MATERIAL TO PROCESS Block Start

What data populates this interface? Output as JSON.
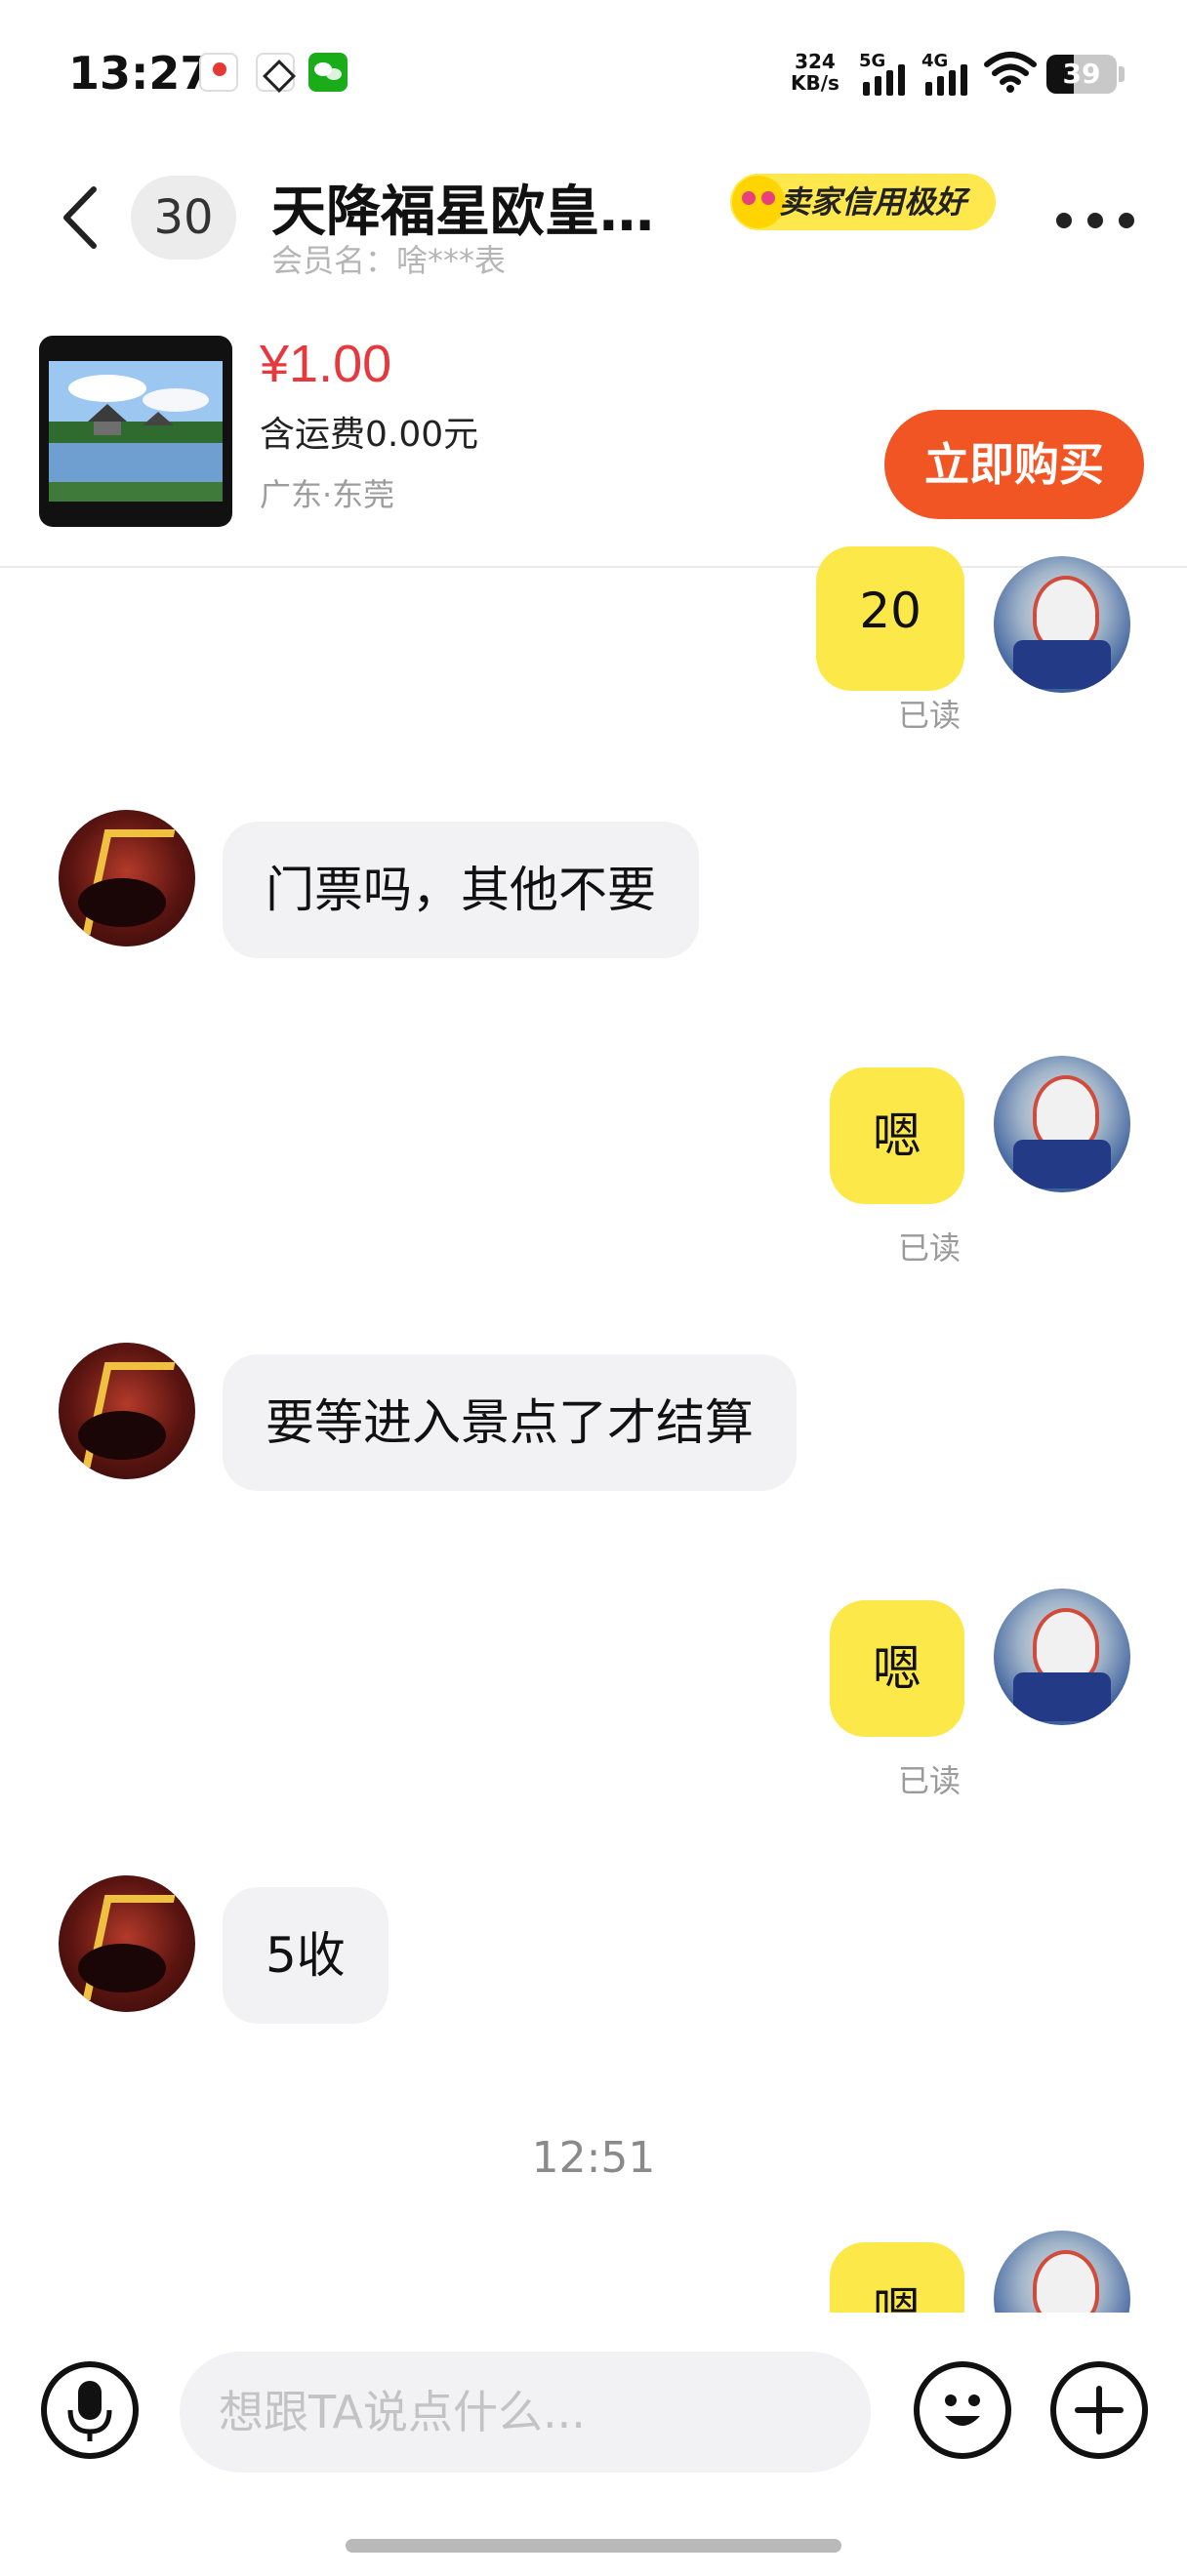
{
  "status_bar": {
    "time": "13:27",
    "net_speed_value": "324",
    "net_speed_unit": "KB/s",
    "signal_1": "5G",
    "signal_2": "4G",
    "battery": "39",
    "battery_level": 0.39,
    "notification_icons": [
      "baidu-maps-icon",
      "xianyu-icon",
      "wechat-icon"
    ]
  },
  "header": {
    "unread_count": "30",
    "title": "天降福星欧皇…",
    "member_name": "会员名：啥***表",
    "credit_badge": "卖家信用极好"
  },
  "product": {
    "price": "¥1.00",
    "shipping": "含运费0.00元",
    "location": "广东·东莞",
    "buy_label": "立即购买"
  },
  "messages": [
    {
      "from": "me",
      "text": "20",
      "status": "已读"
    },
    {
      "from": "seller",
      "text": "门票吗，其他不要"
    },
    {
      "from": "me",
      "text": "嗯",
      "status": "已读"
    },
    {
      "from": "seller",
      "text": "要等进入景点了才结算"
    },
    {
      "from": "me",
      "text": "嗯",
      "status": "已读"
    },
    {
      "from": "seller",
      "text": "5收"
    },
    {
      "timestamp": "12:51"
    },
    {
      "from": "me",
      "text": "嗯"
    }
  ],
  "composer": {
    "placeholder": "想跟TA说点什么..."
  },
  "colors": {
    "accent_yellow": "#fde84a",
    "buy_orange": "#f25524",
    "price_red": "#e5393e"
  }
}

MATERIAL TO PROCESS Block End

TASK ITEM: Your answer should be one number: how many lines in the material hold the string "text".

RESPONSE: 7